WHAT IS ADVOCACY?
WHAT IS ADVOCACY?
In this module we are going to unpack a little bit more about what we mean by advocacy - what it is and what it isn't, and also, who is advocate? What does that mean when we talk about being an advocate for someone or something.
An advocate can be a group of people, an organization, or an individual. But we will use the word 'someone'. An advocate is someone who is calling for change or improvement, either for part of the community or the community as a whole. So they are acting in favor of a cause, a cause that they believe is just and right.
And that means that they will often meet opposition. Just as we believe our cause is right, the opposition also may have very deeply held beliefs about why things should not change. So an advocate works for change in favor of a cause or issue, and is likely to meet direct opposition.
So what do we mean by advocacy? Advocacy is not direct action, but it is action. Action that aims to improve the situation of some of the community or the community as a whole.
It can take many forms. We talk to people, we write letters, we educate, we maybe use social media or we may move into the spectrum of more visible, direct action such as demonstrations and sit-ins and civil disobedience and strikes. So we have a whole spectrum of approaches to advocacy that go from education and informing right through to direct protest.
And I will encourage you, throughout this course, to remember that we should always aim to begin with the least antagonistic methods. We don't want to escalate unless it's absolutely necessary. So we try the more peaceful methods first.
In advocacy we are pushing, however. We are pushing, perhaps, for changing or creating programs that will support our particular community or target group, supporting their access to basic needs or rights.
We may want to change policies and laws. Maybe we need to bring in new laws to protect or support a particular group, or end a discriminatory law that is disenfranchising a particular part of the community.
Or we want to change practices - practices towards particular parts of the community or the community as a whole. They may be discriminated against based on their age, based on their level of physical ability, based on their religious background, based on their gender or based on their political beliefs.
Sometimes advocacy isn't about creating something, but it may be about preserving something. It could be preserving an institution that is perceived as valuable to the community, laws that protect the disenfranchised, a minority language that is being marginalised, a culture that is losing its value, or protecting nature, protecting the environment.
So advocacy is the active promotion of a cause, principle or an idea.

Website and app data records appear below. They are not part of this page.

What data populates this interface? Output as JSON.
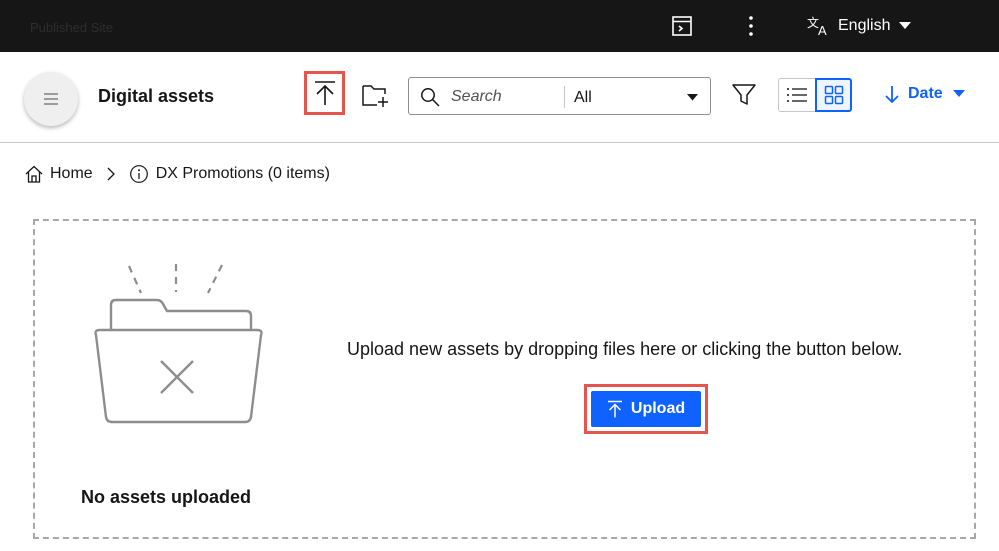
{
  "topbar": {
    "site_hint": "Published Site",
    "language": "English",
    "icons": {
      "preview": "preview-panel-icon",
      "more": "kebab-menu-icon",
      "translate": "translate-icon",
      "caret": "caret-down-icon"
    }
  },
  "header": {
    "title": "Digital assets",
    "search": {
      "placeholder": "Search",
      "value": "",
      "scope": "All"
    },
    "sort": {
      "label": "Date"
    },
    "icons": {
      "menu": "hamburger-icon",
      "upload": "upload-icon",
      "new_folder": "new-folder-icon",
      "filter": "filter-icon",
      "list_view": "list-view-icon",
      "grid_view": "grid-view-icon"
    }
  },
  "breadcrumb": {
    "home": "Home",
    "current": "DX Promotions (0 items)"
  },
  "empty_state": {
    "title": "No assets uploaded",
    "message": "Upload new assets by dropping files here or clicking the button below.",
    "upload_button": "Upload"
  },
  "colors": {
    "topbar_bg": "#161616",
    "accent": "#0f62fe",
    "highlight_border": "#e5544d",
    "dashed_border": "#a8a8a8"
  }
}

It's where we actually take action to promote this issue, to bring it to wider attention, to gain support. And that means that it's more than just complaining or telling people, but it is a series of actions designed to bring us to that selected goal of advocacy, that point where we say we have achieved what we wanted to achieve.
Advocacy is often supported by other community efforts, development work, relief work or humanitarian work. Or, in turn, advocacy supports our relief, development and humanitarian efforts. For example, if your development effort is around girl education, advocacy is around the aspect of that project that deals with awareness raising.
Let me stress that advocacy does not have to involve confrontation or conflict. So when you start to think about advocacy, don't think about demonstrations. Don't think about protests. Think about education. Think about information.
Advocacy is inherently a peaceful approach to demanding positive change for our communities. It doesn't need to involve confrontation, and it doesn't need to involve conflict. These are things that we only explore when everything else has failed and the conditions are right. Things like our cause is just, we have the will and the support, we have partners, it's the right time, and, everything else has failed.
However, advocacy, primarily, is around educating and informing, and trusting other people's inner sense of justice. And that, if they have the right information, then they will be able to take the right action for themselves.
Advocacy does not exist in a vacuum. Usually it goes alongside with other development, relief and humanitarian work. Either the advocacy supports that work by raising awareness, changing attitudes, creating a demand for, for example, girl education or awareness over early marriage or child rights, or awareness of the problem that the development effort is designed to address. So it can be the supporting part, the 'soft' part, the part that works with people's opinions, with information, with awareness.
So it doesn't exist alone. An advocacy effort is usually in support of a development effort, or there will be an advocacy effort and there will be a development or a humanitarian or relief effort alongside that. So advocacy is just one of the strategies available to solve a particular problem.
So advocacy is more about the education and the awareness and bringing a change in the heart, in the social conscience.
It is not direct service. So, providing education is service. Changing parents' attitudes towards the education of their daughters, that's advocacy.
To better understand this we have a short exercise for you. Take a few minutes to look through the four different scenarios we are presenting here. And decide for yourself whether they are examples of advocacy or service.
Use the worksheet and complete the task before moving on.